Demystifying Sustainable Consumption & Production


Growth and development has revolutionised trade and commerce globally and has improved the standard of living in several countries across the world. However, this has also led to increasing resource consumption, waste, pollution and widening of the gap between the rich and the poor. Several studies have highlighted that if the current trend continues, our planet will not be able to meet the resource demand. Given this scenario, there has been a lot discussion, deliberation and development at the global level, pertaining to the consumption of resources. Eco-efficiency, clean production, factor 4 production were some of the strategies used to address this which finally culminated into the concept of Sustainable Production and Consumption (SCP).

Understanding SCP

The 17 Sustainable Development Goals (SDGs) recently ratified by 193 UN Member countries cover key issues that need to be addressed by all countries so as to translate sustainable development into reality by 2030. The concept of SCP is closely linked to sustainable development and is the 12th SDG listed. Sustainable consumption and production aims at optimum utilization of resources, increasing net welfare gains from economic activities by reducing resource use, reduction in degradation and pollution along the whole lifecycle, while increasing quality of life. It also requires a systemic approach and cooperation among actors operating in the supply chain, from producer to final consumer. Governments have come together and through legal and governance frameworks, are working to achieve this. However, there is a need to have greater participation from the private sector, civil society and individuals to make this a reality.
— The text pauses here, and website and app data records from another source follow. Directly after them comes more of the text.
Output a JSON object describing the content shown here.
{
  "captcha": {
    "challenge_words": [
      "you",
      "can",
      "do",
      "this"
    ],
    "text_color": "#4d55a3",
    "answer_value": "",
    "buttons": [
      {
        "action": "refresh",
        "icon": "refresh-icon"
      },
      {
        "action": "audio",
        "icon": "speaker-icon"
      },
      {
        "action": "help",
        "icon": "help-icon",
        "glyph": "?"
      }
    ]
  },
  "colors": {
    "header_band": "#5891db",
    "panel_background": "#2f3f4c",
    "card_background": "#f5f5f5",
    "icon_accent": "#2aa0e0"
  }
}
Role of Consumers

As individuals and as sustainable consumers we can positively contribute to achieving this goal, especially with regard to consumption. As sustainable consumers we can buy products and services that conform to environmental regulations, espouse mechanisms for the judicious use of resources, incorporate effective disposal and treatment systems for waste and by products, use recycled materials, strive and adopt mechanisms for lowering their carbon and ecological footprints in the full life cycle of the product/service and contribute to the local economy where they are located.

Thus we need to be more aware and conscious of the multifarious products and services available in the market, so as to make informed choices. As our consumption patterns increase especially during festivals, the next section will discuss this in the context of the Christmas season.

Sustainable consumption and production (SCP) is about "the use of services and related products, which respond to basic needs and bring a better quality of life while minimizing the use of natural resources and toxic materials as well as the emissions of waste and pollutants over the life cycle of the service or product so as not to jeopardize the needs of further generations". - Oslo Symposium in 1994

Facts on consumption patterns

  • US and Canada, with 5.2% of the world's population, are responsible for 31.5% of consumption. South Asia, with 22.4% of the population, is responsible for 2% of consumption.
  • In 2005, China used 26% of the world's steel, 32% of rice, and 47% of cement. Though their per-capita resource consumption is low, with their large populations, China and India will surely be amongst the top superpowers of consumption.

UNDP Human Development Report 1998,, Worldwatch Institute, 'State of the World 2004: The Consumer Society', Worldwatch Institute, 'State of the World 2006: The Challenge of Global Sustainability'.